INSTRUCTIONS FOR THE TASK
Write out every entry exactly as it appears.

RECORDS FOR THE EXERCISE below:

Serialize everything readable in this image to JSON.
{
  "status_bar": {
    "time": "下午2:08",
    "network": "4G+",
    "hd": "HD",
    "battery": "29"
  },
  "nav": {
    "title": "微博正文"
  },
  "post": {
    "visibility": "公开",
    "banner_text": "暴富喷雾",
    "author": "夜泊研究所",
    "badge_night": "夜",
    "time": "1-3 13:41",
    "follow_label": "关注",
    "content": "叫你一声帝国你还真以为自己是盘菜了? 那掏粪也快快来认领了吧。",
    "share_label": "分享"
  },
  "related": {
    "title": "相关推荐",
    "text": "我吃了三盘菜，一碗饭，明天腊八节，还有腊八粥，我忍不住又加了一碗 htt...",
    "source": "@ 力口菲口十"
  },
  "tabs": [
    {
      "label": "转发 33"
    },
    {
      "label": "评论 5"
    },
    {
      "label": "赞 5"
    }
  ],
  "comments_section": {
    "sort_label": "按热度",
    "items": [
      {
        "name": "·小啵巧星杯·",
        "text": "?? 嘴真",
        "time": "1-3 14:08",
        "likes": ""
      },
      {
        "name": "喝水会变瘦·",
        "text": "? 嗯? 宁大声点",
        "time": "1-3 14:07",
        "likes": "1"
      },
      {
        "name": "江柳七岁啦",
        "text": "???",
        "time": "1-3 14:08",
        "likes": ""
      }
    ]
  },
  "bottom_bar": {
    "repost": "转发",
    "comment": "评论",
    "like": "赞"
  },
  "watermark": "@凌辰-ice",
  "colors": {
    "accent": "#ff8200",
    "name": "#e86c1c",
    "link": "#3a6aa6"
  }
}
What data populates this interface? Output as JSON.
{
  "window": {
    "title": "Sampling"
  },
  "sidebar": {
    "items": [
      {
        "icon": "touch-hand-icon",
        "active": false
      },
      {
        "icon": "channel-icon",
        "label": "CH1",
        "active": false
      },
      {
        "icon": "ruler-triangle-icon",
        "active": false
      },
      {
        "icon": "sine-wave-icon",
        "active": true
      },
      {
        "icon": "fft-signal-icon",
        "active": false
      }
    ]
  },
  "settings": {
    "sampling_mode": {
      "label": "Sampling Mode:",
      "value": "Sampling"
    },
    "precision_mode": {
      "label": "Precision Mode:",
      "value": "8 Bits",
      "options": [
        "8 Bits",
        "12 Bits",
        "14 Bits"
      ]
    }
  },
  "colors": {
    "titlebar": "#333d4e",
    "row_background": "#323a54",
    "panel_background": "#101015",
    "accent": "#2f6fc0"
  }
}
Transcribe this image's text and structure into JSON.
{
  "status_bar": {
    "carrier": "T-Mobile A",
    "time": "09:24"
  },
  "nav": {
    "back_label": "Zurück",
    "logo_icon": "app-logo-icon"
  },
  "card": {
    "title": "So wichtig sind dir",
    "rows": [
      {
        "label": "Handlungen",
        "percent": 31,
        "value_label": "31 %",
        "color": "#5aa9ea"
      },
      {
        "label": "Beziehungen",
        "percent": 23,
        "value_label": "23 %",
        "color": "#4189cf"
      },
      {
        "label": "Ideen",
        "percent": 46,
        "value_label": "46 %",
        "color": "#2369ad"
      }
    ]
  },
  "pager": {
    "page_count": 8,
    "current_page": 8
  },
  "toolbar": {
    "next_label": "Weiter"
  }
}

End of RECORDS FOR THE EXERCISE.

RESULT OF THE EXERCISE
Serialize everything readable in this image to JSON.
{
  "status_bar": {
    "time": "下午2:08",
    "network": "4G+",
    "hd": "HD",
    "battery": "29"
  },
  "nav": {
    "title": "微博正文"
  },
  "post": {
    "visibility": "公开",
    "banner_text": "暴富喷雾",
    "author": "夜泊研究所",
    "badge_night": "夜",
    "time": "1-3 13:41",
    "follow_label": "关注",
    "content": "叫你一声帝国你还真以为自己是盘菜了? 那掏粪也快快来认领了吧。",
    "share_label": "分享"
  },
  "related": {
    "title": "相关推荐",
    "text": "我吃了三盘菜，一碗饭，明天腊八节，还有腊八粥，我忍不住又加了一碗 htt...",
    "source": "@ 力口菲口十"
  },
  "tabs": [
    {
      "label": "转发 33"
    },
    {
      "label": "评论 5"
    },
    {
      "label": "赞 5"
    }
  ],
  "comments_section": {
    "sort_label": "按热度",
    "items": [
      {
        "name": "·小啵巧星杯·",
        "text": "?? 嘴真",
        "time": "1-3 14:08",
        "likes": ""
      },
      {
        "name": "喝水会变瘦·",
        "text": "? 嗯? 宁大声点",
        "time": "1-3 14:07",
        "likes": "1"
      },
      {
        "name": "江柳七岁啦",
        "text": "???",
        "time": "1-3 14:08",
        "likes": ""
      }
    ]
  },
  "bottom_bar": {
    "repost": "转发",
    "comment": "评论",
    "like": "赞"
  },
  "watermark": "@凌辰-ice",
  "colors": {
    "accent": "#ff8200",
    "name": "#e86c1c",
    "link": "#3a6aa6"
  }
}
What data populates this interface? Output as JSON.
{
  "window": {
    "title": "Sampling"
  },
  "sidebar": {
    "items": [
      {
        "icon": "touch-hand-icon",
        "active": false
      },
      {
        "icon": "channel-icon",
        "label": "CH1",
        "active": false
      },
      {
        "icon": "ruler-triangle-icon",
        "active": false
      },
      {
        "icon": "sine-wave-icon",
        "active": true
      },
      {
        "icon": "fft-signal-icon",
        "active": false
      }
    ]
  },
  "settings": {
    "sampling_mode": {
      "label": "Sampling Mode:",
      "value": "Sampling"
    },
    "precision_mode": {
      "label": "Precision Mode:",
      "value": "8 Bits",
      "options": [
        "8 Bits",
        "12 Bits",
        "14 Bits"
      ]
    }
  },
  "colors": {
    "titlebar": "#333d4e",
    "row_background": "#323a54",
    "panel_background": "#101015",
    "accent": "#2f6fc0"
  }
}
Transcribe this image's text and structure into JSON.
{
  "status_bar": {
    "carrier": "T-Mobile A",
    "time": "09:24"
  },
  "nav": {
    "back_label": "Zurück",
    "logo_icon": "app-logo-icon"
  },
  "card": {
    "title": "So wichtig sind dir",
    "rows": [
      {
        "label": "Handlungen",
        "percent": 31,
        "value_label": "31 %",
        "color": "#5aa9ea"
      },
      {
        "label": "Beziehungen",
        "percent": 23,
        "value_label": "23 %",
        "color": "#4189cf"
      },
      {
        "label": "Ideen",
        "percent": 46,
        "value_label": "46 %",
        "color": "#2369ad"
      }
    ]
  },
  "pager": {
    "page_count": 8,
    "current_page": 8
  },
  "toolbar": {
    "next_label": "Weiter"
  }
}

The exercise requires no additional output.